That said, I use it. Lord, do I ever. In fact, I probably use it too much. And the really sad thing is: I know better. I understand the power that one specific, stupid, little word has. Sadly, most writers don’t understand it, and I include a wide range of accomplishment when I say “most” writers. Somewhere during our education, whether public, private, or in-home, we should each have been warned about the consequences of using this word in prose, if nowhere else. But I’ll wager only a tiny fraction of the English speakers on Earth were lucky enough to get that lesson.
Why is it such a big deal? Simple. Think of the verb “was” as a type of cancer. It creeps into our writing quietly and unobtrusively. It nestles into sentences without the least bit of disturbance, and it occupies the space that ought to be dedicated to a real verb.
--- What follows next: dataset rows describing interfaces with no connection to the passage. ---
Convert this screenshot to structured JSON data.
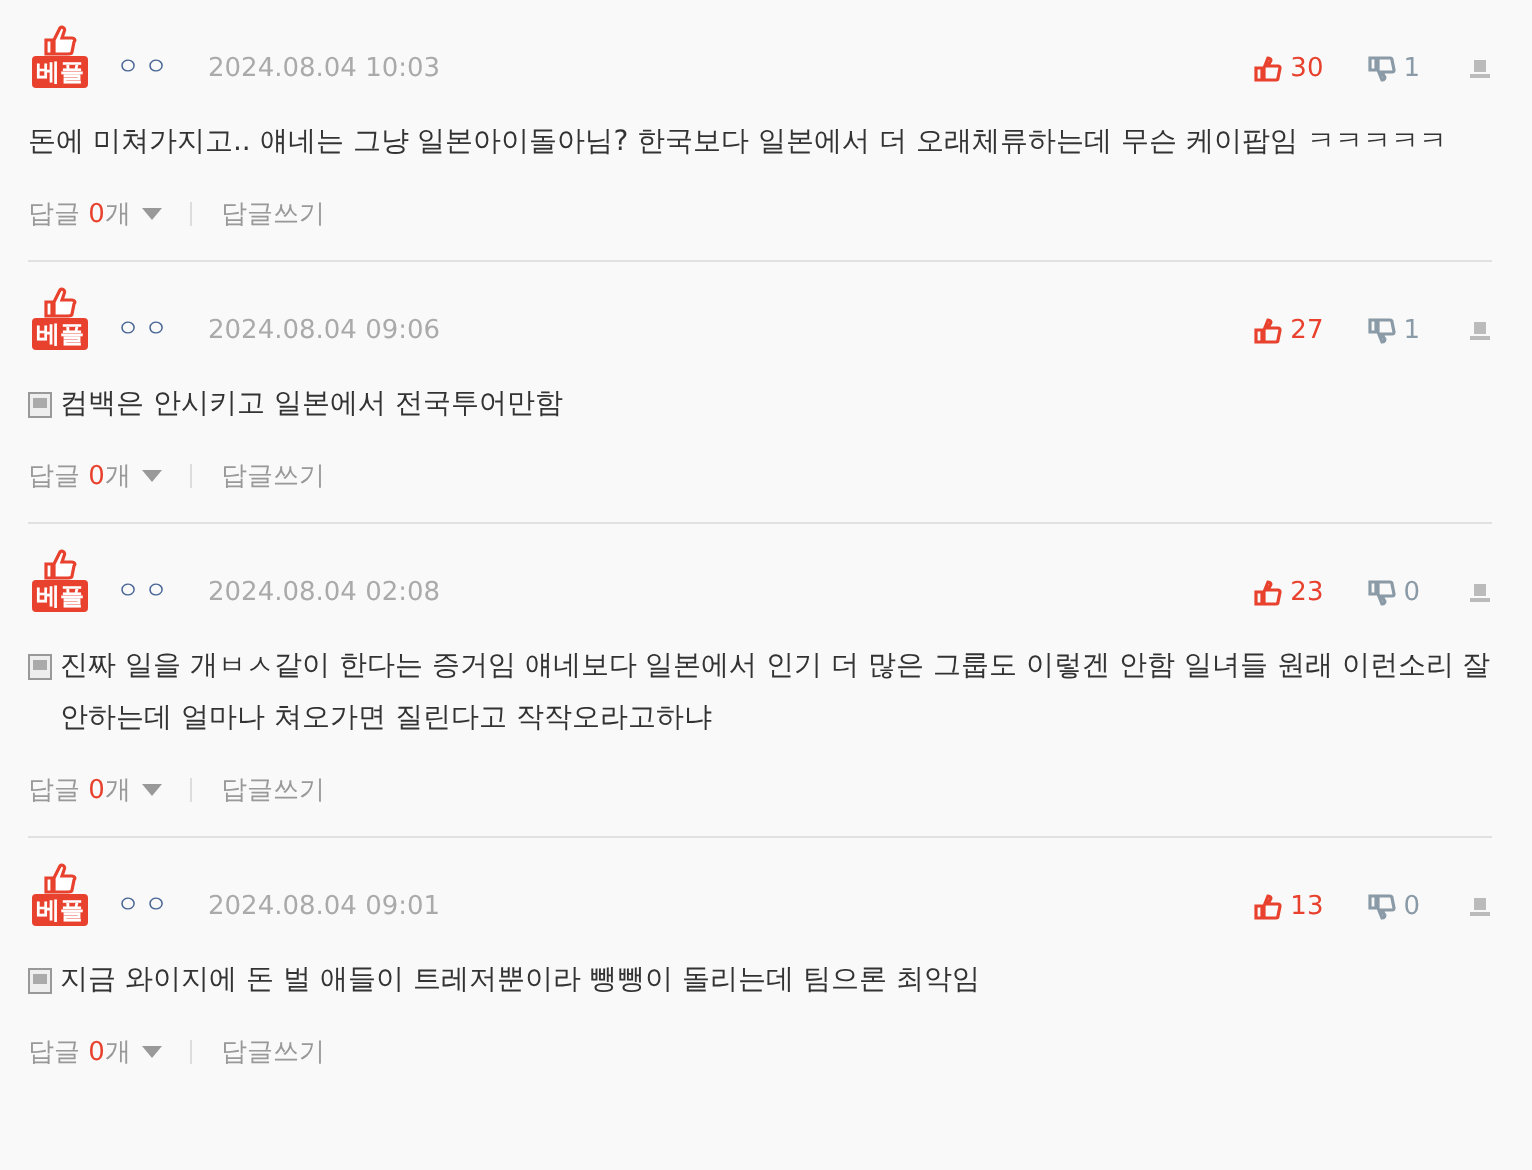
{
  "comments": [
    {
      "badge": "베플",
      "author": "ㅇㅇ",
      "date": "2024.08.04 10:03",
      "likes": "30",
      "dislikes": "1",
      "kind": "plain",
      "text": "돈에 미쳐가지고.. 얘네는 그냥 일본아이돌아님? 한국보다 일본에서 더 오래체류하는데 무슨 케이팝임 ㅋㅋㅋㅋㅋ",
      "reply_label": "답글",
      "reply_count": "0",
      "reply_unit": "개",
      "write_reply": "답글쓰기"
    },
    {
      "badge": "베플",
      "author": "ㅇㅇ",
      "date": "2024.08.04 09:06",
      "likes": "27",
      "dislikes": "1",
      "kind": "note",
      "text": "컴백은 안시키고 일본에서 전국투어만함",
      "reply_label": "답글",
      "reply_count": "0",
      "reply_unit": "개",
      "write_reply": "답글쓰기"
    },
    {
      "badge": "베플",
      "author": "ㅇㅇ",
      "date": "2024.08.04 02:08",
      "likes": "23",
      "dislikes": "0",
      "kind": "note",
      "text": "진짜 일을 개ㅂㅅ같이 한다는 증거임 얘네보다 일본에서 인기 더 많은 그룹도 이렇겐 안함 일녀들 원래 이런소리 잘 안하는데 얼마나 쳐오가면 질린다고 작작오라고하냐",
      "reply_label": "답글",
      "reply_count": "0",
      "reply_unit": "개",
      "write_reply": "답글쓰기"
    },
    {
      "badge": "베플",
      "author": "ㅇㅇ",
      "date": "2024.08.04 09:01",
      "likes": "13",
      "dislikes": "0",
      "kind": "note",
      "text": "지금 와이지에 돈 벌 애들이 트레저뿐이라 뺑뺑이 돌리는데 팀으론 최악임",
      "reply_label": "답글",
      "reply_count": "0",
      "reply_unit": "개",
      "write_reply": "답글쓰기"
    }
  ]
}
When we look at it, or read it out loud, we just slide right over it as if it weren’t there.
The problem is: it is there! And in 9 out of 10 cases, the sentence could have been written better. Tossing “was” into a sentence relieves the writer of working at making the sentence more interesting. Let me show you what I mean with a few examples.
2- Mary, a beautiful girl, lived in the house next door. Marginally better, and we nuked “was,” but the sentence is still bland and doesn’t accomplish much.
3- I often caught sight of Mary, the beautiful girl next door. Still better, and we get a hint about the observer. But it needs a little more work to be “good.”
4- I saw my beautiful neighbor, Mary, seventeen times yesterday. Now we’re on the trail of an actual story!
Let’s try a couple more.
B- The murder weapon? A .38 special. Like Joe’s. His hand fit it like a glove. Better, but the glove cliche’ is… I dunno… meh.
C- The murder weapon? A .38 special. Joe instinctively wrapped his hand around his own. Not only did we lose the “was,” we added action.
So, how important is this “was” business? It’s as important as you wish to make it. Consider scanning something you’ve written, and highlight every instance of “was.” Then, go back and see if you can “write around” the word. Revise the sentence until it doesn’t need the damn thing. I’m willing to bet a week’s pay that the sentence without “was” is better. And 9 times out of 10, I’ll be right. Imagine having odds like that in Vegas!
What about the rest of the stative verbs (is, were–any form of “to be”)? It’s the same issue, just on a different scale. If you only tackle “was” you’ll solve 90% of the problem. Do the anti-was revisions often enough, and they’ll become automatic. For now, however, try using the word as a warning flare: Look Here, dammit! Here’s your chance to write something interesting. Someone once said a good writer can figure out how to put a surprise on every page. Why not start with the Was Warning Flares?
Pay attention to those them, then do something about ’em, and your writing will improve. I absolutely guarantee it!
Next up: Readers as conspirators.